Page and application data records:
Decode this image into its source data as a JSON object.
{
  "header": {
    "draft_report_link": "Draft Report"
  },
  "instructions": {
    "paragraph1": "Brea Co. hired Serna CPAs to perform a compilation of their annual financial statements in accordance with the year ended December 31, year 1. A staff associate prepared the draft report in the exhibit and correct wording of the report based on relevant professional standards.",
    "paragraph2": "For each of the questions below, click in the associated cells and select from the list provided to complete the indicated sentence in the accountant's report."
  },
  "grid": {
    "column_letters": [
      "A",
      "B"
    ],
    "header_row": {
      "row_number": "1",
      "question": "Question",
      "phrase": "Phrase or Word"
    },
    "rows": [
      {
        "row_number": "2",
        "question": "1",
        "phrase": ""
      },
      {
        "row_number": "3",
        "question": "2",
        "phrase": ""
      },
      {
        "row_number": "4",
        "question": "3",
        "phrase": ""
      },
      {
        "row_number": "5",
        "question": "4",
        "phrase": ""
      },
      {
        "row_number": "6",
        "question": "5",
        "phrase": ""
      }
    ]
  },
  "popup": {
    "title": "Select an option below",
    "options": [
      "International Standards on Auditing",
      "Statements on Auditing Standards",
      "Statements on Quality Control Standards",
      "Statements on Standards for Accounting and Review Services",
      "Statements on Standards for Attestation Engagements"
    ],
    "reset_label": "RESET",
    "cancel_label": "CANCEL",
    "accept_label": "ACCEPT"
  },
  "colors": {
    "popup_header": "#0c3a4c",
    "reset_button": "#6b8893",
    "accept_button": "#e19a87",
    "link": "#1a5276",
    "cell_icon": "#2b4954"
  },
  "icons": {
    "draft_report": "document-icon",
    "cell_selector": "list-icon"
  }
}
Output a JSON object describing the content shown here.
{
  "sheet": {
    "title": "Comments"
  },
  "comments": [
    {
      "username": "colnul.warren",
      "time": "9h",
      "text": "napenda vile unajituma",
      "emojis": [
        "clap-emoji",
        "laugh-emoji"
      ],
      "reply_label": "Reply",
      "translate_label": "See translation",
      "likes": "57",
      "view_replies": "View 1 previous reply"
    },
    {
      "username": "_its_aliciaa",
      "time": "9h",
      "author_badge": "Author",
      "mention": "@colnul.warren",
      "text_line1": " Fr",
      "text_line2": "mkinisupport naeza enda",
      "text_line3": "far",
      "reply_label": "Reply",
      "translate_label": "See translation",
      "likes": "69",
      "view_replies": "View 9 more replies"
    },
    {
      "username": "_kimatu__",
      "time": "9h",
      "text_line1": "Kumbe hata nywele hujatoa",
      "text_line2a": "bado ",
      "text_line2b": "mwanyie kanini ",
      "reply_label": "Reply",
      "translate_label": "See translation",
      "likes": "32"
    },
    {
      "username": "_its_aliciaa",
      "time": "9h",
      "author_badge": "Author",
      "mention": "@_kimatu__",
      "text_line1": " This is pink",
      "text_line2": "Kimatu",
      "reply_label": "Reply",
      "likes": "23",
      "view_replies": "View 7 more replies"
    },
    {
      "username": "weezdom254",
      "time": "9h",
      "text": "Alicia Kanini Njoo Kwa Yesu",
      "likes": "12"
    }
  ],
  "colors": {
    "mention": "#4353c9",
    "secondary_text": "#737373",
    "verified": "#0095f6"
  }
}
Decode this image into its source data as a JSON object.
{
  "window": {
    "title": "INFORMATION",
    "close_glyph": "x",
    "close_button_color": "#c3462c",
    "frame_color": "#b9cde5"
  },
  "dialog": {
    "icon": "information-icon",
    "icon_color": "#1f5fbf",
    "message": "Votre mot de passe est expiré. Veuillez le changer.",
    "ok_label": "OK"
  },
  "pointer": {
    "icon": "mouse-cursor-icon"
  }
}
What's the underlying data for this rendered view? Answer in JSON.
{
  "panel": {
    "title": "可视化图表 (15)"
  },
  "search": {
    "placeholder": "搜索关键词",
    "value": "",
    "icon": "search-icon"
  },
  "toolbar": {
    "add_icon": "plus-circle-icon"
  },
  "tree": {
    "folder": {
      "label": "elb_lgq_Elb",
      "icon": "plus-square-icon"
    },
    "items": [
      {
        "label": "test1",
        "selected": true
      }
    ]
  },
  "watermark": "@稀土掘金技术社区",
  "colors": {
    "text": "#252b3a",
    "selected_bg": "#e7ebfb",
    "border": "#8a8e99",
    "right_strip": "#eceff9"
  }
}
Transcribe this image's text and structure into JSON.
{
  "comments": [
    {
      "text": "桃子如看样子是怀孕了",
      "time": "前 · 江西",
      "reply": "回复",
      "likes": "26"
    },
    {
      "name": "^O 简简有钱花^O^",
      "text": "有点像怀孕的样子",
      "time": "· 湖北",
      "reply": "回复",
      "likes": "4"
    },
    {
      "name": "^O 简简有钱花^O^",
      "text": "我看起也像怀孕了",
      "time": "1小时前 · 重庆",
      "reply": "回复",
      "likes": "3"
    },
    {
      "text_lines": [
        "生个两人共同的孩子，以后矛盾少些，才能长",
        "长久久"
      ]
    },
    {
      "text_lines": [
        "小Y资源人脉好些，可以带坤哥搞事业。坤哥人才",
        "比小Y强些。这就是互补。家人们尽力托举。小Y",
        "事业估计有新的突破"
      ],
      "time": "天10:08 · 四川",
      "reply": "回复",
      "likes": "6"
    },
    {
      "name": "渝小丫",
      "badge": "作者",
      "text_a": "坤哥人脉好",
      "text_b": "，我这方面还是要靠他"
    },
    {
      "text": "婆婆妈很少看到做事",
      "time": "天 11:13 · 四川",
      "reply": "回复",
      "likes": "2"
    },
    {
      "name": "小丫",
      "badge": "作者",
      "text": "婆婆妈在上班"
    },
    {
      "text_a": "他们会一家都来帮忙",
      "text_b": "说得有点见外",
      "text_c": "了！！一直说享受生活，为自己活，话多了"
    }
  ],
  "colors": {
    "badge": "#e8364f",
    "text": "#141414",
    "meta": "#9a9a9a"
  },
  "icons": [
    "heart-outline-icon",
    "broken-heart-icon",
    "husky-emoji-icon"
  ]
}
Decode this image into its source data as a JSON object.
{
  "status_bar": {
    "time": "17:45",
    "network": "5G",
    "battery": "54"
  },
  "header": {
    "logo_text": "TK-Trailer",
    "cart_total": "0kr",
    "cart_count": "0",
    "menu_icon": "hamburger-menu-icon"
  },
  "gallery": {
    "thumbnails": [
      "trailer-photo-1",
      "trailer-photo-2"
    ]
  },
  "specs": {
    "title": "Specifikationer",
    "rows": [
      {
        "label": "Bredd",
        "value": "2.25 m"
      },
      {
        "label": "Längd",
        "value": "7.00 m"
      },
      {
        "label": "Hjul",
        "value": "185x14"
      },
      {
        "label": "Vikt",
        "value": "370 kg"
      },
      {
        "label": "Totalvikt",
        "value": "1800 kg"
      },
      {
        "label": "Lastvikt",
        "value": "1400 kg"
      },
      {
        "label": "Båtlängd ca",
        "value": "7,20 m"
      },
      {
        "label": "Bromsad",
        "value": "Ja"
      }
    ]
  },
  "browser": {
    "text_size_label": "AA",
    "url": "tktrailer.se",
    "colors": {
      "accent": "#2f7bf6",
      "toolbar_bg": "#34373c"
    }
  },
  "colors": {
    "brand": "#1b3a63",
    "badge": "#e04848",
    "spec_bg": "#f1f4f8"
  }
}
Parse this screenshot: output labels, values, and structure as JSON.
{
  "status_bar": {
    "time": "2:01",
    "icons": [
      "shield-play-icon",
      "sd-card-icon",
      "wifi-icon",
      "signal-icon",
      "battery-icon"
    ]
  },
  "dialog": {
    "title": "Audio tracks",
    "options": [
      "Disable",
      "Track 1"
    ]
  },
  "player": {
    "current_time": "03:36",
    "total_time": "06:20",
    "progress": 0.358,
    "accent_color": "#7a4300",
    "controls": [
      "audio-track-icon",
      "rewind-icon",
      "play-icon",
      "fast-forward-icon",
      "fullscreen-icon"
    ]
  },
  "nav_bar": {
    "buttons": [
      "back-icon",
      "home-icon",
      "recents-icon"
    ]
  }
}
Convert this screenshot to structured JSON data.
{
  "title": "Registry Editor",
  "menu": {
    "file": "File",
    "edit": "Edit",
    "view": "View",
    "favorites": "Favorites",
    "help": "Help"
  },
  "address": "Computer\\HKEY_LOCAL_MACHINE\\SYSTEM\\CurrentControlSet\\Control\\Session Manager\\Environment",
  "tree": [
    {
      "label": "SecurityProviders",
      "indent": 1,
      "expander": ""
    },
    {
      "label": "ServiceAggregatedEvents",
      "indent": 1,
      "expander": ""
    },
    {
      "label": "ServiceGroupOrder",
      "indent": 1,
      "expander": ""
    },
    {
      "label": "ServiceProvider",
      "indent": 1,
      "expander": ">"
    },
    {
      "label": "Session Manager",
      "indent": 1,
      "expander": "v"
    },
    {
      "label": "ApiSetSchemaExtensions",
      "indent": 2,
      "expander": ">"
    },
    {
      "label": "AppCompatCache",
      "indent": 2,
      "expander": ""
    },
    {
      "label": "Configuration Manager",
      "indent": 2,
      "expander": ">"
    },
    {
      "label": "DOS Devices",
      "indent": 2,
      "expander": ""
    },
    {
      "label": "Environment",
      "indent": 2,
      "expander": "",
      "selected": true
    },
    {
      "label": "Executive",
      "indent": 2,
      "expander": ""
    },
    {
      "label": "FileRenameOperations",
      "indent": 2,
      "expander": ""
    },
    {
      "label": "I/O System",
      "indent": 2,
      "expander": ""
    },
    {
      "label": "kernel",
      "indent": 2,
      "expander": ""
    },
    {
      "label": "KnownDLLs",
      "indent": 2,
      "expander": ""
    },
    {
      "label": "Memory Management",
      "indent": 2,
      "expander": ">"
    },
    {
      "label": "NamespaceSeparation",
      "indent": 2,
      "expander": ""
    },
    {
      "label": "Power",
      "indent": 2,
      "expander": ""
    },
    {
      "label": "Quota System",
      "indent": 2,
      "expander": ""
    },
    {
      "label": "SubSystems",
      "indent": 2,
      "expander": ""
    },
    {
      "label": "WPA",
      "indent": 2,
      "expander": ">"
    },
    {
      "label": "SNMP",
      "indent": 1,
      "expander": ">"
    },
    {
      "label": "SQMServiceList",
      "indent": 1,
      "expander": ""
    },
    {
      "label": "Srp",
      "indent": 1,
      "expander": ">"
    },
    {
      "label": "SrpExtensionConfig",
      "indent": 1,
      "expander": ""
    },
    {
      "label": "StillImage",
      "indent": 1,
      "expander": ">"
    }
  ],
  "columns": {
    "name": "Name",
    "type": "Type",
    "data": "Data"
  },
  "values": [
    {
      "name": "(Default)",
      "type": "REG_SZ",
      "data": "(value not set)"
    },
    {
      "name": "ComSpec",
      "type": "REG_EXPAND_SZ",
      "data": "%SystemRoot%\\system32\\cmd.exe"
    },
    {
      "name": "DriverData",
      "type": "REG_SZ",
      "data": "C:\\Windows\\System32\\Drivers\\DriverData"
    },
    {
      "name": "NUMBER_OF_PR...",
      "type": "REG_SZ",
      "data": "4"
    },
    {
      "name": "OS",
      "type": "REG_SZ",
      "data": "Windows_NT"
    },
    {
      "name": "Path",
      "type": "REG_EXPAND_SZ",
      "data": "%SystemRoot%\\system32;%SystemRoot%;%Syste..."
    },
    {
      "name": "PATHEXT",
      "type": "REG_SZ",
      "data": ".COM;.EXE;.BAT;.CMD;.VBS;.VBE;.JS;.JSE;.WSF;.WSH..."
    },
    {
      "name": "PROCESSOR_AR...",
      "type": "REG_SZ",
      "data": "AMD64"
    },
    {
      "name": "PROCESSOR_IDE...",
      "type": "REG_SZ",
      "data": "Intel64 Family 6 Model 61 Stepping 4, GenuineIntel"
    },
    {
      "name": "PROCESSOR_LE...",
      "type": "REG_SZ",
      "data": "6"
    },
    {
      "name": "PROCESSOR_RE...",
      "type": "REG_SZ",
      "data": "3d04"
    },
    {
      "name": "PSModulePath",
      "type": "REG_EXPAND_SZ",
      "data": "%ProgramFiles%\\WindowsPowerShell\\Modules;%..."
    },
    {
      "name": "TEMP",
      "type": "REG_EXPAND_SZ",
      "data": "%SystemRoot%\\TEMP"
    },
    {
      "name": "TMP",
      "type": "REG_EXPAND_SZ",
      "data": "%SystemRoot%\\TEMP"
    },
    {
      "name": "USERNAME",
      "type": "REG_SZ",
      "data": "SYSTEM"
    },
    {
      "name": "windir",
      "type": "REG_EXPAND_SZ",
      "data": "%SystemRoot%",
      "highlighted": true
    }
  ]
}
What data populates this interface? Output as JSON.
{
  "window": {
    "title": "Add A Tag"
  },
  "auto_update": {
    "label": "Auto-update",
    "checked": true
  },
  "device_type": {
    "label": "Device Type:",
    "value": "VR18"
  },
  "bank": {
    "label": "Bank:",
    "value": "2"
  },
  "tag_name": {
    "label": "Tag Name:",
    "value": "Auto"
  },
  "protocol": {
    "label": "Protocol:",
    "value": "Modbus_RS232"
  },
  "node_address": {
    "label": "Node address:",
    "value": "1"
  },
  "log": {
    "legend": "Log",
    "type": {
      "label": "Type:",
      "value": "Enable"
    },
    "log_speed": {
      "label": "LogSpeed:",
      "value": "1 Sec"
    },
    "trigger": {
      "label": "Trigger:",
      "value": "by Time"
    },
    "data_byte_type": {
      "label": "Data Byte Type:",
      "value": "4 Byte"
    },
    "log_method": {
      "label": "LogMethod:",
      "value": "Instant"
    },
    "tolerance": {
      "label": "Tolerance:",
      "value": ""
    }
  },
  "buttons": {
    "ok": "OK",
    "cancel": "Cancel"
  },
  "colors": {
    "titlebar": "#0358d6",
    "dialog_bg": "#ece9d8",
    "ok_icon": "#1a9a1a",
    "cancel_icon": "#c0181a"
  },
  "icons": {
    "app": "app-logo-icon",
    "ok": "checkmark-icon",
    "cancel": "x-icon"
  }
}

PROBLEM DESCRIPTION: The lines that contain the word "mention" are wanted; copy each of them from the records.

RESULT OF THIS TASK:
      "mention": "@colnul.warren",
      "mention": "@_kimatu__",
    "mention": "#4353c9",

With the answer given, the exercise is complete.